Only the other day, as he was crushing the skull of a local goalkeeper, his wild strikes found the keyboard of his computer, and in a series of revealing tweets he wrote ’ ÖO@j jjtj’, ’ D&Fgedw’ and then a single ‘I’. It’s entirely feasible that one of his children was careless palming the keyboard, or his account was hacked and the resulting tweets were not the upshot of a head being slammed against a desk, but I like the first story better, and I suspect that most others would, too.
He’s German too, which helps us to create an entirely glorious image of who Jens Lehmann is, and what he means when he says things. His nationality makes his first foray into the Twitterverse all the more sinister. When he writes ‘I had to get that @lehmann_official guy out as he pretended being me. Regards, Jens’, he’s dictating the message to his manservant as smoke drips out of the end of his rifle, having just shot and killed the poor @lehmann_official, because he’s German, and we have already formed our opinions of him.
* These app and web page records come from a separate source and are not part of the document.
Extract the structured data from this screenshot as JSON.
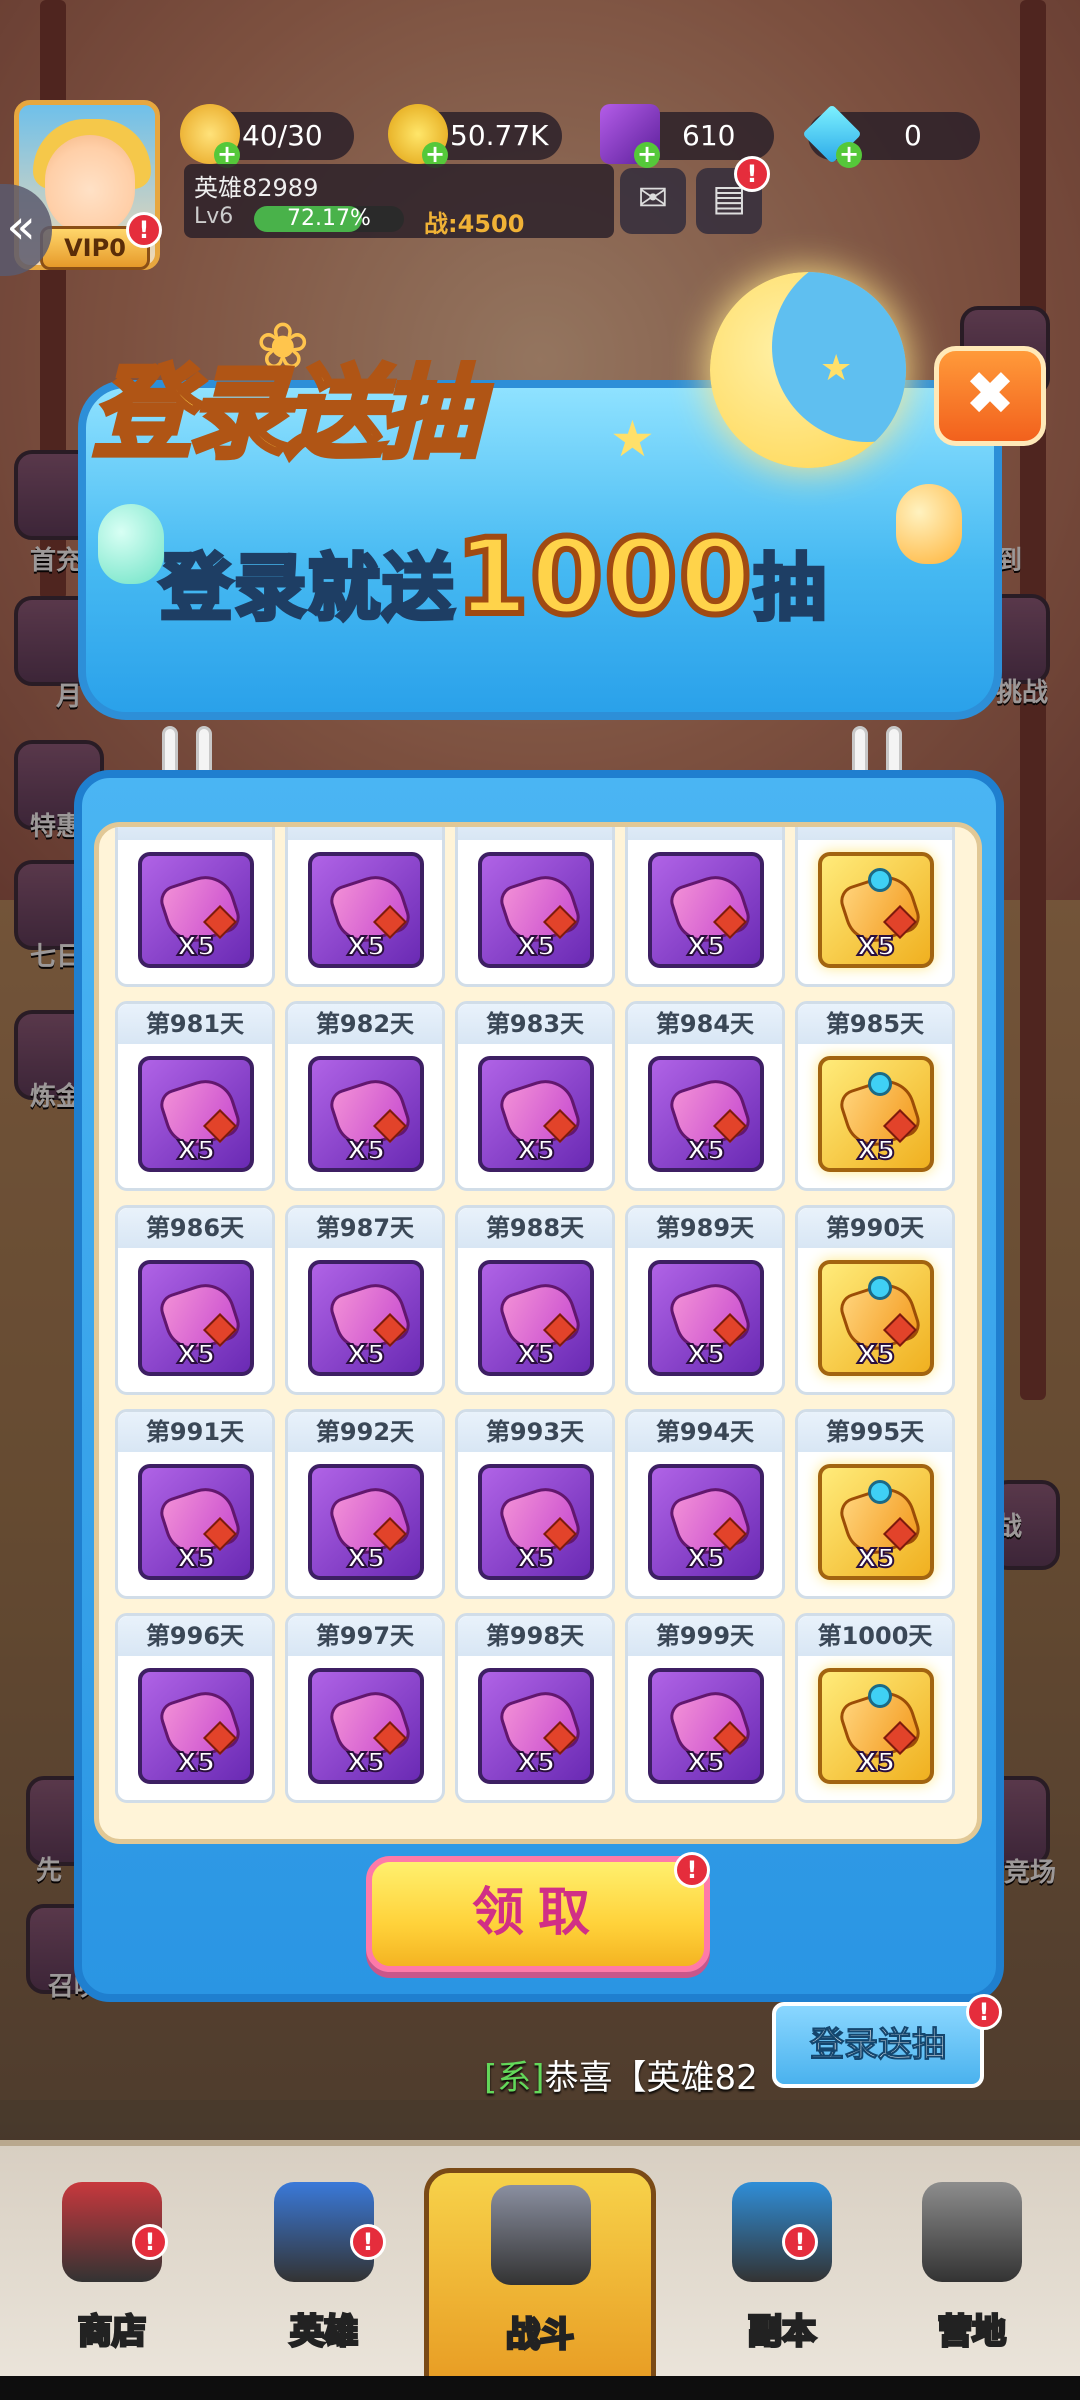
{
  "hud": {
    "stamina": "40/30",
    "gold": "50.77K",
    "cube": "610",
    "diamond": "0",
    "player_name": "英雄82989",
    "level": "Lv6",
    "xp_percent": "72.17%",
    "xp_fill_fraction": 0.7217,
    "power": "战:4500",
    "vip": "VIP0",
    "badge": "!"
  },
  "side_left": [
    "首充",
    "月",
    "特惠",
    "七日",
    "炼金",
    "先",
    "召唤"
  ],
  "side_right": [
    "到",
    "挑战",
    "战",
    "竞场"
  ],
  "popup": {
    "title_part1": "登录",
    "title_part2": "送抽",
    "subtitle_prefix": "登录就送",
    "subtitle_number": "1000",
    "subtitle_suffix": "抽",
    "close": "✖",
    "rows": [
      {
        "days": [
          "",
          "",
          "",
          "",
          ""
        ],
        "types": [
          "purple",
          "purple",
          "purple",
          "purple",
          "gold"
        ]
      },
      {
        "days": [
          "第981天",
          "第982天",
          "第983天",
          "第984天",
          "第985天"
        ],
        "types": [
          "purple",
          "purple",
          "purple",
          "purple",
          "gold"
        ]
      },
      {
        "days": [
          "第986天",
          "第987天",
          "第988天",
          "第989天",
          "第990天"
        ],
        "types": [
          "purple",
          "purple",
          "purple",
          "purple",
          "gold"
        ]
      },
      {
        "days": [
          "第991天",
          "第992天",
          "第993天",
          "第994天",
          "第995天"
        ],
        "types": [
          "purple",
          "purple",
          "purple",
          "purple",
          "gold"
        ]
      },
      {
        "days": [
          "第996天",
          "第997天",
          "第998天",
          "第999天",
          "第1000天"
        ],
        "types": [
          "purple",
          "purple",
          "purple",
          "purple",
          "gold"
        ]
      }
    ],
    "quantity": "X5",
    "claim_label": "领取"
  },
  "float_button": "登录送抽",
  "chat": {
    "sys": "[系]",
    "text": "恭喜【英雄82"
  },
  "nav": [
    {
      "label": "商店",
      "color": "#c8383d"
    },
    {
      "label": "英雄",
      "color": "#3a79d9"
    },
    {
      "label": "战斗",
      "color": "#8a8fa0"
    },
    {
      "label": "副本",
      "color": "#2f8ed8"
    },
    {
      "label": "营地",
      "color": "#8d8d8d"
    }
  ]
}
A sentence like that wouldn’t be nearly as interesting if it had come from the mouth – well, the fingers – of an Englishman.
Lehmann has mastered Twitter, simply by virtue of being Jens Lehmann. If we can abandon the possibility that he’s misunderstood, and is actually a normal, upstanding member of society, then we can state without any doubt that we know exactly who Jens Lehmann is – that is to say, a veritable madman. When he writes ‘Competition makes the strong players better and lets the weak ones struggle’, he is simply making an observation as the Germans stormed towards defeat to Italy in the semifinals of Euro 2012, but his words are laced with a menacing undertone.
A statement made on a Euro 2012 show is criticised as being ‘an unworthy comment’, the 4-4 draw against Sweden is a lesson of ‘German miscommunication’. He describes offensive football as ‘wonderful’, but he’d probably use the same word when detailing a death by bludgeoning. His English lexicon isn’t expansive, but he is brutally efficient in getting his point across, true to the conventional image.
Two planets collide to create one of the best Twitter accounts there is: Jens Lehmann’s image, and Jens Lehmann’s mind. @jenslehmann probably doesn’t tell us a great deal more about the man than what we had already thought we knew, but when it comes down to it, that’s just what we want.
Max Grieve is a football writer and the editor of the excellent A Football Report. He can be found on Twitter here.